Now, I want to set the record straight. No amount of money, lack of money or geographical location makes a good parent, or a bad parent.

In every single school I taught I had to handle difficult parents. I had meetings with chid-protective services, angry emails with misspelled words and cursing, parents doing lines of coke on the premises, parents who had no respect or faith in their own children, parents in jail, parents who should be in jail, racist parents, sexist parents, lying parents, uncaring parents, unhelpful parents, step-parents, grandparents, aunt and uncle parents, nanny parents, you name it I’ve dealt with it.

However, in every single school I had wonderful experiences with families. I had parents volunteer to read to my struggling students on their mornings off, parents come in after school to help me decorate for celebrations, parents who wrote me hand-written thank you letters, parents thanking me with tears in their eyes, parents who would drop anything, do anything, give anything if it meant helping their child, parents who do all that if it meant helping any child, parents who stayed home to spend quality time helping their kids become amazing people, parents who worked numerous jobs to give their kids experiences they never had and parents who were so freakin’ awesome I only hope I can live up to half of their standards.

It does not matter where you live or what your income is to kids. All children need is your love, support, respect, help, belief in them and discipline. It’s pretty simple. No amount of toys or lack of extra special expensive after school programs compares to those basic needs.

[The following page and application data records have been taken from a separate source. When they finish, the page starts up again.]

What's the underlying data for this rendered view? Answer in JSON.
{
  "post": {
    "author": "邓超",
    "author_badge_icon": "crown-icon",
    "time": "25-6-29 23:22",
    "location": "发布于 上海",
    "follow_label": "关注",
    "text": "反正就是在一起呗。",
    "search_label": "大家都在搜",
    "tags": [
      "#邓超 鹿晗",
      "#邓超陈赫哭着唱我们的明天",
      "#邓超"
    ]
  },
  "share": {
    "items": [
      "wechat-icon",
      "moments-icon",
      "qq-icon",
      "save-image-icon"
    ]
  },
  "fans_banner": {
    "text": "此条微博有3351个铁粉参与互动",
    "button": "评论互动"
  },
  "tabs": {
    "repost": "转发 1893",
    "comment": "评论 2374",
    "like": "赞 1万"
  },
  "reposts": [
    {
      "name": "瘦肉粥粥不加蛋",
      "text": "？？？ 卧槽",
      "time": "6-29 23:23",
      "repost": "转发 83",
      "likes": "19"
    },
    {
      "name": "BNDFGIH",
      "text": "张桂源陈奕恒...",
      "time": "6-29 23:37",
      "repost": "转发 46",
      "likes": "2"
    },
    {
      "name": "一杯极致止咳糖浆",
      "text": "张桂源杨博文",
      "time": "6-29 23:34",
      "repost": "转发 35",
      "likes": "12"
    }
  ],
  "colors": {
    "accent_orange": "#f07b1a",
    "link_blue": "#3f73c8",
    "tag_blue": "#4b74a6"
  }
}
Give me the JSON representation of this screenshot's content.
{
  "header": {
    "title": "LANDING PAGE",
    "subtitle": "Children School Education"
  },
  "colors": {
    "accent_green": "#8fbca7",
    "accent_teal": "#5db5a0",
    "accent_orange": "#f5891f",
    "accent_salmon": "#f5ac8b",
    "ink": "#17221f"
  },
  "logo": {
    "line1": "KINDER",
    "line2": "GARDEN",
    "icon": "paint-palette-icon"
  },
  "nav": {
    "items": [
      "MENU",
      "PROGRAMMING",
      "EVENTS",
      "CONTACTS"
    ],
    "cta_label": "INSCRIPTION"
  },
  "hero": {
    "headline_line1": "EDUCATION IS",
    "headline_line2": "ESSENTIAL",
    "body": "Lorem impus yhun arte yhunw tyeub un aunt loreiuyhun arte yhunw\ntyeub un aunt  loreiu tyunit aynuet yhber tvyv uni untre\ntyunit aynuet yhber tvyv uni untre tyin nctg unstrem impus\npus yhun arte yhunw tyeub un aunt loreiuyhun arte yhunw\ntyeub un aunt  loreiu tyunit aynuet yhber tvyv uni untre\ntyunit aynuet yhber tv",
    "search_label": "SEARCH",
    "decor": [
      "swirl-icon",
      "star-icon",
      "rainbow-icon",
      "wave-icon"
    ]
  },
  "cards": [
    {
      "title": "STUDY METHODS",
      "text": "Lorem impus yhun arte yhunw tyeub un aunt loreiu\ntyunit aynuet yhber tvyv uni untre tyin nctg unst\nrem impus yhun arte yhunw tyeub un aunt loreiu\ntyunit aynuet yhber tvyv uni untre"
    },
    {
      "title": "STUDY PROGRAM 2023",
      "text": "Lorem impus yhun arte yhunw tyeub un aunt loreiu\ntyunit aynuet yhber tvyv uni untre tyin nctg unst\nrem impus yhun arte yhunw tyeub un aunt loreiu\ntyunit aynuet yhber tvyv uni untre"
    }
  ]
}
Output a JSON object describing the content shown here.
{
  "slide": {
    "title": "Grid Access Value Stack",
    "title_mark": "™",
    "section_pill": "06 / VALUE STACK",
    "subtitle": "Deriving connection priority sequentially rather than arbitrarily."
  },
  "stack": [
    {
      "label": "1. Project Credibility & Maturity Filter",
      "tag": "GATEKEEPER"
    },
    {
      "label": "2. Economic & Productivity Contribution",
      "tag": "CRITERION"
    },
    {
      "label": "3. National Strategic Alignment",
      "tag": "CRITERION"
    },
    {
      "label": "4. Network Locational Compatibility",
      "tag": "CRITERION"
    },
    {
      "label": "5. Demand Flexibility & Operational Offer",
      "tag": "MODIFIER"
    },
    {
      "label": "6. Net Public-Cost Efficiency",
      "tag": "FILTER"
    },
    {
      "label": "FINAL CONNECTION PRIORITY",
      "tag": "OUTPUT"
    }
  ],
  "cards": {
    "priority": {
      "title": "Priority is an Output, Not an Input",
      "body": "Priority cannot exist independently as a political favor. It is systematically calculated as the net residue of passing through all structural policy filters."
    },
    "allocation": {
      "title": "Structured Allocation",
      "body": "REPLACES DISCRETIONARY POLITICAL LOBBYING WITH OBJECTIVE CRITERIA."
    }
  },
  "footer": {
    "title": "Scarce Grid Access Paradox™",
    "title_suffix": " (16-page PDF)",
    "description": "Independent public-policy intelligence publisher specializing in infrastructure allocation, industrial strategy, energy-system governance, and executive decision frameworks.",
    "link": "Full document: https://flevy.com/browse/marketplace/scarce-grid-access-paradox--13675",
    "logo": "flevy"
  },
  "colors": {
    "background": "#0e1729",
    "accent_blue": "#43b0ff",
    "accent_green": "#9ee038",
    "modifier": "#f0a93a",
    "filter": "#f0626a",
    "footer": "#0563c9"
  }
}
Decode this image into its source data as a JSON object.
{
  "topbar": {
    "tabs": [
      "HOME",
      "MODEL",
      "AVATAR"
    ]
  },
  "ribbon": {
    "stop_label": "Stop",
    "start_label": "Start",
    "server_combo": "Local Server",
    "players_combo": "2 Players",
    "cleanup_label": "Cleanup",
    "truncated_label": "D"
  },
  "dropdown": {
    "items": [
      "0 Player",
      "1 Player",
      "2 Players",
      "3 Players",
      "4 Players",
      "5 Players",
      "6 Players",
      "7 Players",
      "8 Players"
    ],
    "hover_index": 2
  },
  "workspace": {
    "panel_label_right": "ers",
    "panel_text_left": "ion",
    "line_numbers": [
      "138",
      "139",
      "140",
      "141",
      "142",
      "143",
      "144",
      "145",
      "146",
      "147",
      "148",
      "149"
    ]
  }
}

It’s time we stop judging families who are different from our own, and start supporting each other. Parenting is hard for everyone, so stop assuming that the single-mother who looks like a wreck every morning is unable to properly care for her children. Maybe she is exhausted from night-shifts  she works so she can be with her children before and after school. Don’t assume that Nanny is the only one caring for the kid in the stroller. Perhaps the parents both work in order to afford their life and health insurance while simultaneously paying off student loans. That Dad on his cell phone carrying the girl in mis-matched clothes with tomato sauce down the front might be on the phone with doctors trying to save his wife’s life. Maybe these parents need a helping hand. Maybe most parents are doing the best they can, and the few that aren’t need our help and some good examples.

I always say that you really get to know your students after meeting their parents. Often, I am guilty of judging a family before I even know them. It’s a constant battle to stop judging, but it’s one I am willing to always fight.

Whenever, Husband and I become parents I hope to respect, help and get to know the parents I meet along the way, and maybe get the same in response. It’s hard enough raising a dog and a Husband. So, on the morning I show up to drop-off  in my PJ’s, hugging my large coffee, with one eye lined and a crying child yelling that I burnt her breakfast again, I’ll prefer a helpful hand or knowing smile. Don’t judge.